When Verity falls pregnant, she’s quite content to take things easy for a while, especially after the last few scrapes that she barely escaped. Spending more time with David and sorting through the piles of baby clothes are her priorities. But something out there has other plans for her and, with her super-strength depleted, Verity is in for the fight of her life.
The first Verity Fassbinder novel, Vigil, is a hard act to follow. The sleepy Brisbane setting with a supernatural underbelly is something that I wouldn’t believe could be pulled off if I hadn’t read it. The epic scale of the story seems suited to a more glamourous city, but Slatter’s Brisbane steps up to the plate marvellously. In Slatter’s hands Brisbane retains the essence that its residents love, but also becomes something more in the process. Needless to say, when I picked up Corpselight – at the official launch because I was not waiting longer than necessary for it – I expected great things.
And let me tell you how Corpselight delivers.
Pregnancy and motherhood aren’t things that crop up regularly in the urban fantasy novels that I read. To be honest, they’re not the sorts of things I’d seek out, but Slatter handles both well. Verity might be a no nonsense, hardened investigator used to toughing out difficult situations, but she’s also very human. She gets tired and cranky and emotional, and having a baby brings all of these things to the forefront. It’s also really interesting to see how Verity handles motherhood. Her portrayal in Corpselight is much more realistic than many fictional maternal portrayals. Despite having a baby to worry about, she’s still very much her own person. While she takes extra precautions, she’s not ready to give up her life to be a mother.
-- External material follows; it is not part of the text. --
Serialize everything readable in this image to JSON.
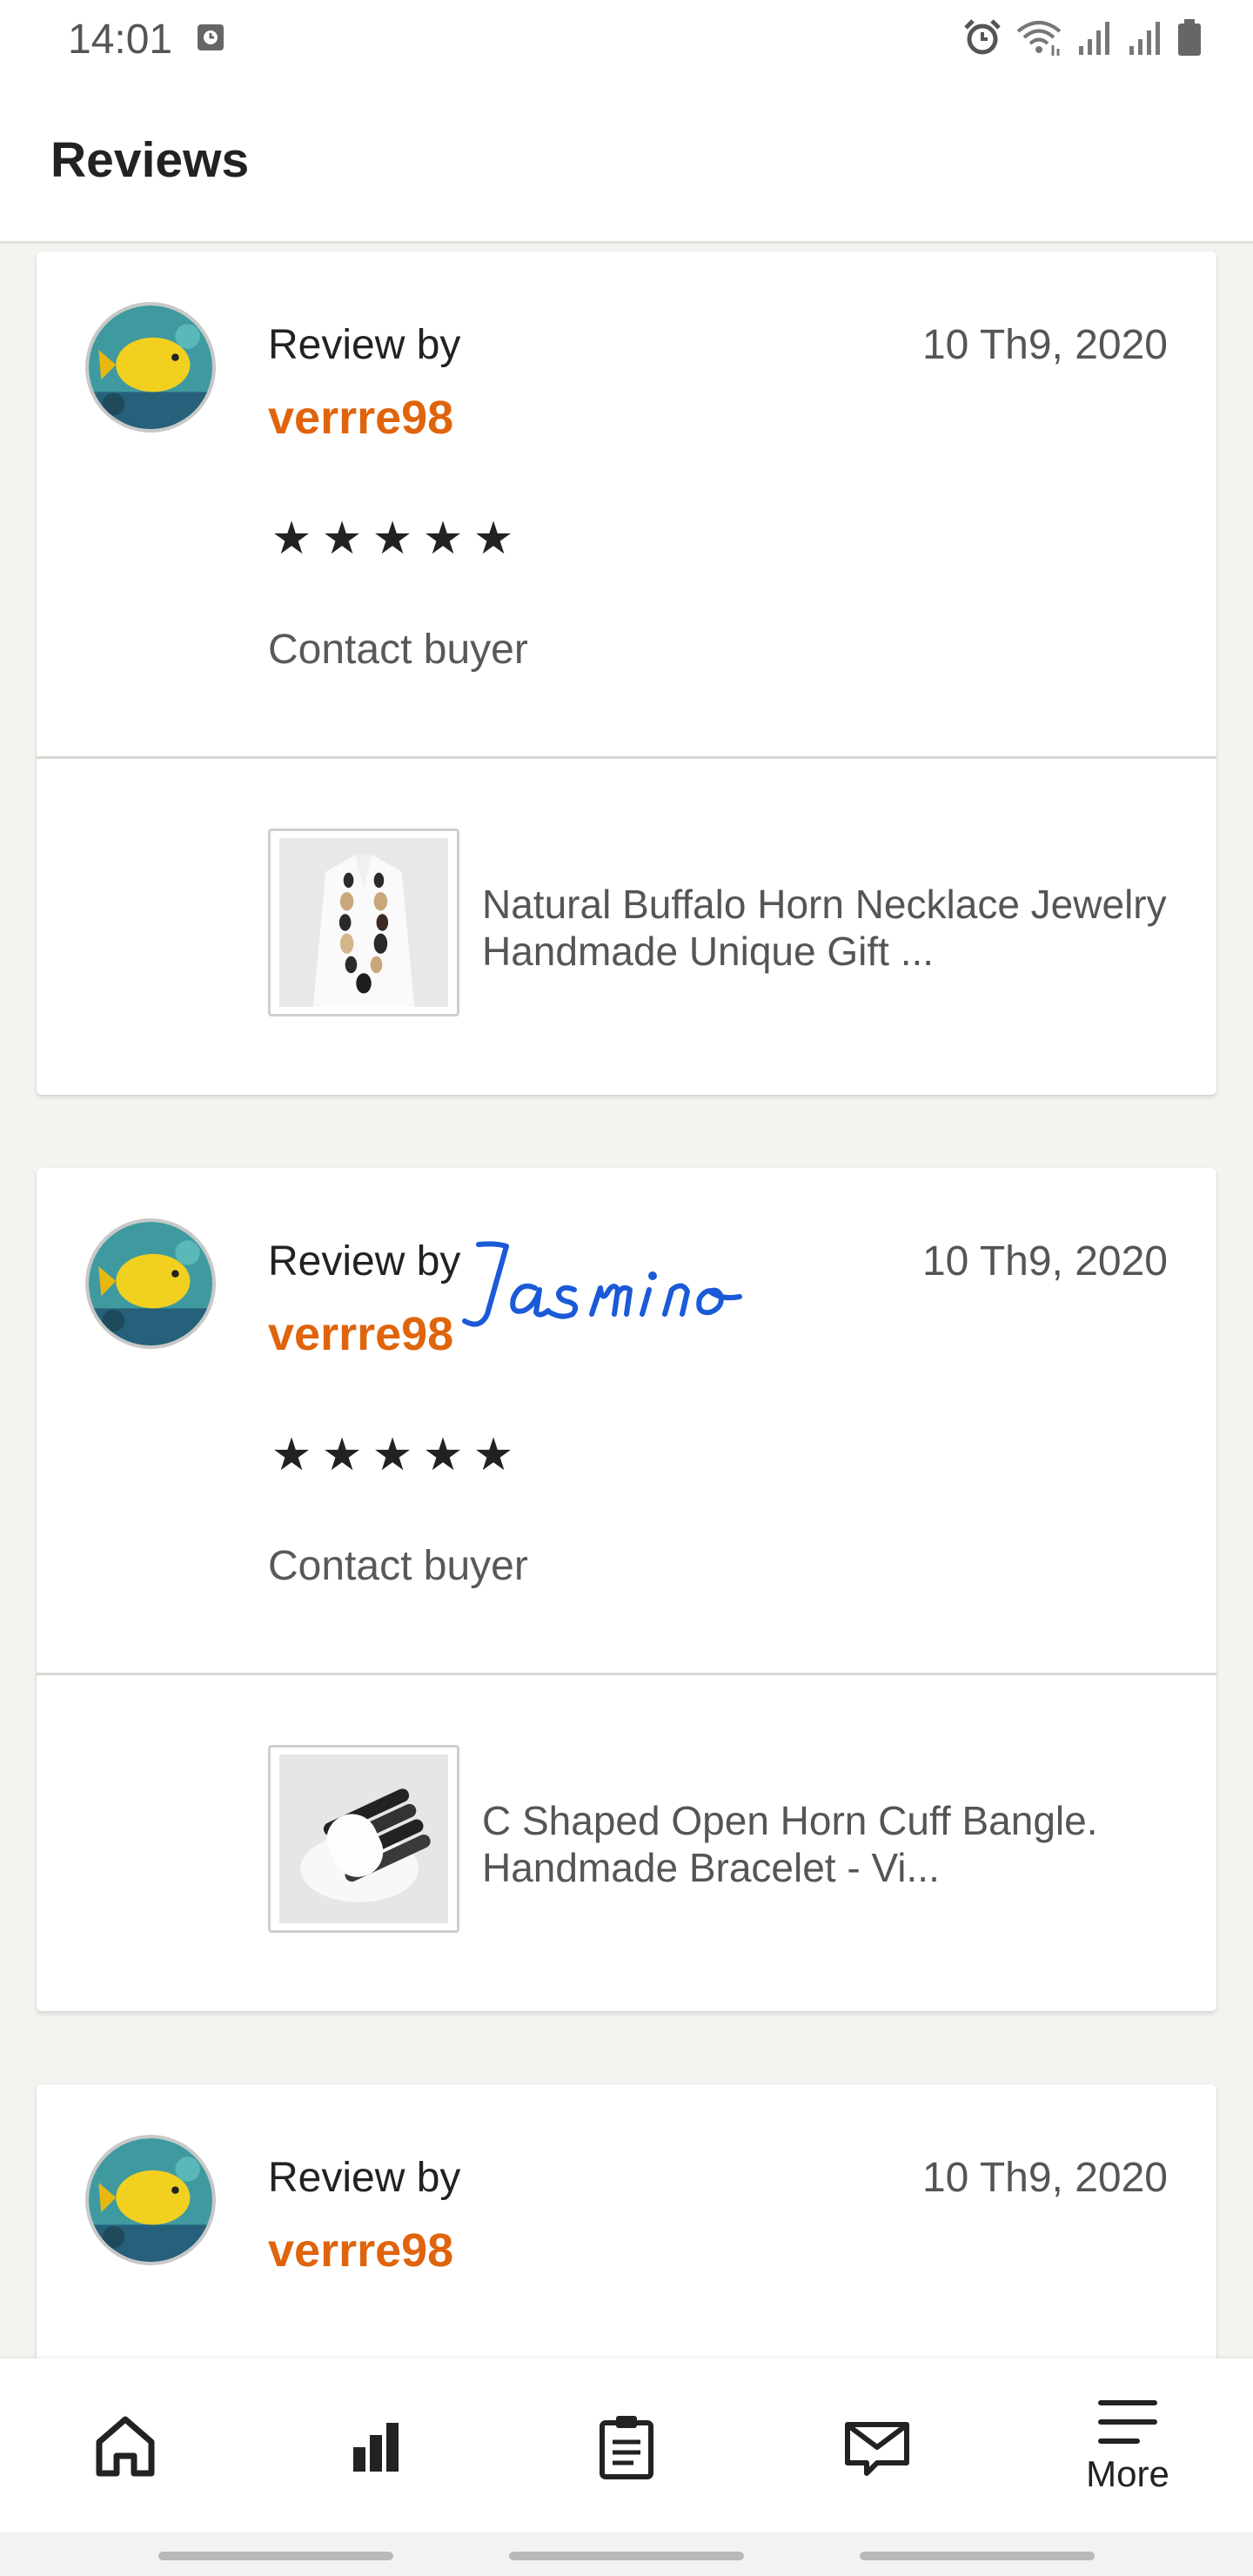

Corpselight is darker than Vigil. Not that Vigil was particularly light, but Verity had less to lose in Vigil. In Corpselight the stakes spike like crazy. There are more nuances now that we’re firmly set in this world. Everything is more complex; emotions, relationships, the enemy, family and friends. Verity’s comparative youth becomes a more important factor in this novel; setting her apart from those who have lived through far crueller regimes. It also becomes apparent that a lot of the complexities of the world are lost on Verity because she is too young to have experienced the things her friends have.
The wonderful magical elements are explored more fully in Corpselight. From the magics that Normals can conduct to those that need a Weyrd to power them. Many of the rituals are reminiscent of old faerie lore, and it adds a hefty dose of authenticity.
The ending of Corpselight, while not exactly a cliff-hanger, works brilliantly to set up an even more dynamic situation in the third book, Restoration. And since it’s not out until August 2018, I’m going to have to find something else to fill that void in the meantime.
Corpselight – Angela Slatter
Jo Fletcher Books (July 13, 2017)